Despite the trade benefits, the Iran nuclear deal is a net loss for Russia for two reasons.
First, Russia has lost its diplomatic leverage over Iran. That’s the conclusion of Alexei Malashenko, a leading expert in Russia-Middle East relations at the Carnegie Moscow Center, who recently told me that that’s because Russia is no longer needed to mediate between Iran and the West.
Iran has now signed multi-billion dollar trade deals with Europe and with countries in the Asia-Pacific region, which makes Russia less important to Iran. This diversification has not been met with approval from anti-Western hawks in the Kremlin’s inner circle. For example, Deputy Prime Minister Dmitry Rogozin uncharacteristically refused to comment on the nuclear deal.
Second, Iran is now competing with Russia in the global energy markets. Russian economists fear that Iran’s increased production will keep oil prices low for years longer than expected. The Kremlin disagrees, claiming that world markets have already factored in the Iran deal’s impact into their pricing decisions.
But China is now buying Iranian oil. Iran is about to join the Shanghai Cooperation Organization (SCO), a Eurasian political, military and economic organization, linking Russia and China to Central Asia. All that strengthens Iran’s argument that it must be treated as an equal partner with Russia. The Kremlin doesn’t like that; it wants Iran to be a junior partner, not a challenger.
3. Russia and Iran are on a collision course in Syria
Both Russia and Iran have supported Bashar al-Assad’s regime, naming them close allies in the Syrian civil war. But they have drastically different motives for their support–motives that make their cooperation quite unstable.
Iran supports Assad because it wants to create a Shiite Crescent in the Middle East. If Assad fell, Syria would almost certainly end up with a Sunni-dominated government backed by Iran’s rivals, Saudi Arabia and Qatar.
Assad’s fall would also leave Iran isolated in the Middle East; Iraq would be its only regional ally. Assad is a secular dictator, whose values conflict drastically with those of the Iranian regime’s theocracy. But Iran needs him as Syria’s leader if it wants to be a regional great power.

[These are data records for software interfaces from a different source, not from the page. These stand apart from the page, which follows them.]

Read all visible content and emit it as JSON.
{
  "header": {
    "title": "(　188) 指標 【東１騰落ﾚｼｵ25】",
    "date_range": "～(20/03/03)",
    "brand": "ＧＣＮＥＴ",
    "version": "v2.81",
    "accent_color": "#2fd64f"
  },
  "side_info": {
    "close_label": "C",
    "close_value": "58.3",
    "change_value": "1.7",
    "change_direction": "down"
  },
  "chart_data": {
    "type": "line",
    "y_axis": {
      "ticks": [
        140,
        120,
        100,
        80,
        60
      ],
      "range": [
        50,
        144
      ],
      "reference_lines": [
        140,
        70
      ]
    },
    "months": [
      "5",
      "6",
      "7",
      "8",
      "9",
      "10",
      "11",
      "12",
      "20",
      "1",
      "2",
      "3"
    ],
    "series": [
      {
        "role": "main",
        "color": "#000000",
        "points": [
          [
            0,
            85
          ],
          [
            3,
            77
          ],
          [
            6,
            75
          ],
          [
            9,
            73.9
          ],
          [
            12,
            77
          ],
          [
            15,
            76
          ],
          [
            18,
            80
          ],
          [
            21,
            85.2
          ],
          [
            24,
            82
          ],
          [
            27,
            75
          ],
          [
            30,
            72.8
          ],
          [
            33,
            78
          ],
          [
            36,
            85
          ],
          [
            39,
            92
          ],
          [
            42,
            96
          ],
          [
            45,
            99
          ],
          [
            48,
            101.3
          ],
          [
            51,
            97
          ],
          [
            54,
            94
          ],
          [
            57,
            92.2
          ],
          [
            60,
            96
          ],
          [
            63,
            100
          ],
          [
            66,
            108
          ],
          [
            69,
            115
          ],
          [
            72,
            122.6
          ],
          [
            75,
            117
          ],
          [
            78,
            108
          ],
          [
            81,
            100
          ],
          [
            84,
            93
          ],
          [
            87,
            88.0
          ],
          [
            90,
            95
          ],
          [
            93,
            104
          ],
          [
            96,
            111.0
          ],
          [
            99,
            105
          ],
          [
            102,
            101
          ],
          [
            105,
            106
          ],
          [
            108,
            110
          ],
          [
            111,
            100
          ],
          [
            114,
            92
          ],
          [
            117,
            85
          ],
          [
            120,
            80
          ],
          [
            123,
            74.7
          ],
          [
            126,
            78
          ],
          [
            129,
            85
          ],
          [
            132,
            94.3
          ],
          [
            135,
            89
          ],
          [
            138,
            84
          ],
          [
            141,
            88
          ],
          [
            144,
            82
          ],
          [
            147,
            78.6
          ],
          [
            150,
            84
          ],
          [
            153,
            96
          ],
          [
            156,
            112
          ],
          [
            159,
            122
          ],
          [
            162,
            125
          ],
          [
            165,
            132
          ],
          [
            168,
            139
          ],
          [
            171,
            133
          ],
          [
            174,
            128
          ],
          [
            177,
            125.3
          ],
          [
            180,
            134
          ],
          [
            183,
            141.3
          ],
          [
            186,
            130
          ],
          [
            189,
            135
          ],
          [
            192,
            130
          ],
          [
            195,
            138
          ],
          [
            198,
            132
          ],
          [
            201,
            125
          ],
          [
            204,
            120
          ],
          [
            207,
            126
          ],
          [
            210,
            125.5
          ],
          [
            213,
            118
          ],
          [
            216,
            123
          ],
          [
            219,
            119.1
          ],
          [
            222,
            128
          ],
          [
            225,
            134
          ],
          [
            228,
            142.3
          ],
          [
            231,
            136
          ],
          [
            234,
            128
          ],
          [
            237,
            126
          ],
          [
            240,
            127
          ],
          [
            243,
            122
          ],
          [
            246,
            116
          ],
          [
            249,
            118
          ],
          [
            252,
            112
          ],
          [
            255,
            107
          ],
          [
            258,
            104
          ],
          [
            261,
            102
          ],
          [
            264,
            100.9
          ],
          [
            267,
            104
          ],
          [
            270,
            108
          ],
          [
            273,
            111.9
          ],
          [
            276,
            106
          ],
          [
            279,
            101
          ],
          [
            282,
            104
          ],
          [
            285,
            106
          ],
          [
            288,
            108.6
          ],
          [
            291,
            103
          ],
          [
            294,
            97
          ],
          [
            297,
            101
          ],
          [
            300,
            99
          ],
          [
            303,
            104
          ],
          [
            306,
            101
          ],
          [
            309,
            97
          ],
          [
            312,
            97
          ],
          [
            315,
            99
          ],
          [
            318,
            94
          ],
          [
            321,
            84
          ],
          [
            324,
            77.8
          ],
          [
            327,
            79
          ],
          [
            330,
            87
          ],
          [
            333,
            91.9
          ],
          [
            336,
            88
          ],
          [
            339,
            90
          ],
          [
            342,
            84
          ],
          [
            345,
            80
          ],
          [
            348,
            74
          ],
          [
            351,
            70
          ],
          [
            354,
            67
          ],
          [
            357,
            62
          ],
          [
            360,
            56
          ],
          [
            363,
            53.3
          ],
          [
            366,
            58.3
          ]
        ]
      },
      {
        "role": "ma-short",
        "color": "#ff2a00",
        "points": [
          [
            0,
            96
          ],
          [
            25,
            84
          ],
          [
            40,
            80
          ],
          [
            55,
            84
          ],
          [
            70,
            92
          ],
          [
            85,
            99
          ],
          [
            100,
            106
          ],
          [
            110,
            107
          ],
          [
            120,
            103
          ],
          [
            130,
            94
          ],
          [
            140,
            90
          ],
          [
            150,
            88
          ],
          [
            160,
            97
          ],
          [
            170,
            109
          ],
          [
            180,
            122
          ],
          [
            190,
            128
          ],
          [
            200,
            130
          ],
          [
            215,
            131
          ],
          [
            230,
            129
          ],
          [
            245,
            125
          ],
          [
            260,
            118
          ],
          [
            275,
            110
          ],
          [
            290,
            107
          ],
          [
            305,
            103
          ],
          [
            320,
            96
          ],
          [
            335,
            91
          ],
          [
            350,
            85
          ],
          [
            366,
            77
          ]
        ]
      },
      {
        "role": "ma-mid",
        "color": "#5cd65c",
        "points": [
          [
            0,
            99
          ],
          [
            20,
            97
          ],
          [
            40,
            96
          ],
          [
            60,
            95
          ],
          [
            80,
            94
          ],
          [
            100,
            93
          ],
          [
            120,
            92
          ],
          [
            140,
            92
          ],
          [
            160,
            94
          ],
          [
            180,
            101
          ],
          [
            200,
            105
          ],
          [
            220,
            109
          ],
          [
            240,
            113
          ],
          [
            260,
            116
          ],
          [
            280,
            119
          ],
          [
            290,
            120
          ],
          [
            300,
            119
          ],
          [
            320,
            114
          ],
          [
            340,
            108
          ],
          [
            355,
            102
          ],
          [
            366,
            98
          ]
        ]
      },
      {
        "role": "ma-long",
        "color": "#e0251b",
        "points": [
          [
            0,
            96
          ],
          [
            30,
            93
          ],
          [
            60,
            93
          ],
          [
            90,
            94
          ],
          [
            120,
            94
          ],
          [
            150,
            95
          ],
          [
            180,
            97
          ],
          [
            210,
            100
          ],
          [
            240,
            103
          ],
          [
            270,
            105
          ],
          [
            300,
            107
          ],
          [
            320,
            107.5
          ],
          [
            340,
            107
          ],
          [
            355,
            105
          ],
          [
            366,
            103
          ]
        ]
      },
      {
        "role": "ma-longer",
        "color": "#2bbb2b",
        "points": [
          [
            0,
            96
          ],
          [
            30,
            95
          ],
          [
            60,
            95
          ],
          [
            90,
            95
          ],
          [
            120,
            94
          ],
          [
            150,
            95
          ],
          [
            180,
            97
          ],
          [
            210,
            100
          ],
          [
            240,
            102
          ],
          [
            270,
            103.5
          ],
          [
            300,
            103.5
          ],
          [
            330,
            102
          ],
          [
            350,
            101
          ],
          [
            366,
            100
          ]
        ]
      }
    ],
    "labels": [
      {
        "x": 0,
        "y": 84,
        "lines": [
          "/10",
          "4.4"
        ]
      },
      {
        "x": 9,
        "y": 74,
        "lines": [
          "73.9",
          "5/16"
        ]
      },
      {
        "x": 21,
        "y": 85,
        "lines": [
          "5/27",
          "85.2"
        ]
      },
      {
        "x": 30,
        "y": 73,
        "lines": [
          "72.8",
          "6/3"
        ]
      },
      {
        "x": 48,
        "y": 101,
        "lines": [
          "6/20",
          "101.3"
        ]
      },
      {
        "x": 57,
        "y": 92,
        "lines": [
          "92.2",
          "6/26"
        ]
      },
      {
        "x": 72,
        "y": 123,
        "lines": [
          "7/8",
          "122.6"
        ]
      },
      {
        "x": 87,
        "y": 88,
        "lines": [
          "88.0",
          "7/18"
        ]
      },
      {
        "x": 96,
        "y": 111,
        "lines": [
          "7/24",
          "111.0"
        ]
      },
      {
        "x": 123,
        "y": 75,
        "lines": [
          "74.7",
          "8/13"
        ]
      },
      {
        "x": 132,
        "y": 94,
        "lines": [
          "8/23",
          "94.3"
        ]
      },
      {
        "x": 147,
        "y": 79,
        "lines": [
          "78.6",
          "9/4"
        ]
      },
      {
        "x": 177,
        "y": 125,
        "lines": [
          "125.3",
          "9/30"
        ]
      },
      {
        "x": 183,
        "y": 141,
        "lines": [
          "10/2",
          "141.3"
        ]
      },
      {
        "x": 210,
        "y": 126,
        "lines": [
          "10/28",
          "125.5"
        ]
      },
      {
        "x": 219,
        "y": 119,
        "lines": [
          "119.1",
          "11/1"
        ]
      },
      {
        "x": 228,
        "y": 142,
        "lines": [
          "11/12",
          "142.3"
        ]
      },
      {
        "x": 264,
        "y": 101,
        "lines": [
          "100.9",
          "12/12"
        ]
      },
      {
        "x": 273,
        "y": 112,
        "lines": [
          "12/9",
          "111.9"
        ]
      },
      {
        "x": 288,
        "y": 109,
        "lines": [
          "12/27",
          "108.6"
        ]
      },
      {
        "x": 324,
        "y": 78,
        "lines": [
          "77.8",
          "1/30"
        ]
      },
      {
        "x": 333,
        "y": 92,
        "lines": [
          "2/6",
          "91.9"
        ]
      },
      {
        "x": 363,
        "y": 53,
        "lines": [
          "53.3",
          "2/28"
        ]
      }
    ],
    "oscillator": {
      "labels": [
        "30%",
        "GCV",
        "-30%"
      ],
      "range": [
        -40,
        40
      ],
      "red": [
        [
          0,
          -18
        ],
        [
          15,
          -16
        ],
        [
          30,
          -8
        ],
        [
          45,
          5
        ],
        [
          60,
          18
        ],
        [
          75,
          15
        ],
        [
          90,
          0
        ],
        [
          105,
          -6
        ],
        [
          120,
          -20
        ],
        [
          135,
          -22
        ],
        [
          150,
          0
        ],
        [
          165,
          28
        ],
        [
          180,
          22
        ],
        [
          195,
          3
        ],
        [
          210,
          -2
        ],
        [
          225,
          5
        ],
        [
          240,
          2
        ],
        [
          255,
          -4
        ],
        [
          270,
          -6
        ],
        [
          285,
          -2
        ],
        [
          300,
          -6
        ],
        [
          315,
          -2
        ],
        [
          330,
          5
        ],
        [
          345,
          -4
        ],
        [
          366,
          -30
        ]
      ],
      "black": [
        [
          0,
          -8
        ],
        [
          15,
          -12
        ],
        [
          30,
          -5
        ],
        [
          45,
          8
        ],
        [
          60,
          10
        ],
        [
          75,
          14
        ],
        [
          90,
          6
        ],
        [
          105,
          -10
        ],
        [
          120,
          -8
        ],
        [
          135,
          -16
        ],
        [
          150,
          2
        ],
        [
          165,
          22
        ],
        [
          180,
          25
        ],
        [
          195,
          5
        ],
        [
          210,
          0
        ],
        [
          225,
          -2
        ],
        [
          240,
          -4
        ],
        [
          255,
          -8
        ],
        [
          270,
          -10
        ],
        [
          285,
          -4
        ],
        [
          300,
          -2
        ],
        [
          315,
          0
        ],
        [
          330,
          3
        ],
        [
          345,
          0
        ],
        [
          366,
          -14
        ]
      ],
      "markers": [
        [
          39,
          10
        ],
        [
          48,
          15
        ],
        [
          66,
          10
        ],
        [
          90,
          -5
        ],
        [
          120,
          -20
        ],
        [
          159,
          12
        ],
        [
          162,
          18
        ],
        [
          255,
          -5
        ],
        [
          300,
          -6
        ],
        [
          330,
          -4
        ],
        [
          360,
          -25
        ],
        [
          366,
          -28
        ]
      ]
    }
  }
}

Russia has a different — although also powerful — stake in Syria: a naval base in Tartus, long-standing arms contracts and few other regional allies. But Russia’s Syrian involvement is based on different geopolitical principles. Russia is trying to protect authoritarian regimes from Western military interventions that violate their sovereignty, and wants a multi-polar world to counter the dominance of American values.
For Russia, Syria is merely a theater for upholding these larger principles. Russia is significantly less willing to sacrifice human lives than is Iran. Putin’s popularity would take a hit if Russia were dragged into a long war in Syria as it once was in Afghanistan. Unlike Iran, Russia wants to keep trading with Sunni countries opposed to Assad, like Turkey and Saudi Arabia, and can’t afford to make enemies of them. And Russia worries about Iran’s ideological zeal in Syria, fearing that Iran’s Islamic doctrine could spur Russian Muslims to start agitating against the Kremlin.
Those differences are starting to show. The head of Iran’s Revolutionary Guard, Mohammed Ali Jafari, recently said that Iran cares more about Syria than Russia does. While the recent plane crash in Sinai might increase Russia’s involvement in Syria in the short-term, further terrorist attacks could lead to a Russian retrenchment in the long-term, that would deepen divisions with Iran.
Deep distrust, economic competition and conflicting ideological agendas: Those three tensions make the Russia-Iran alliance quite unstable. These tensions could create a schism amongst the pro-Assad forces in Syria that would embolden ISIS and worsen the chaos created by the ongoing Syrian civil war.
Samuel Ramani is an master of philosophy student in Russian and East European studies at St. Antony’s College, University of Oxford, specializing in post-1991 Russian foreign policy.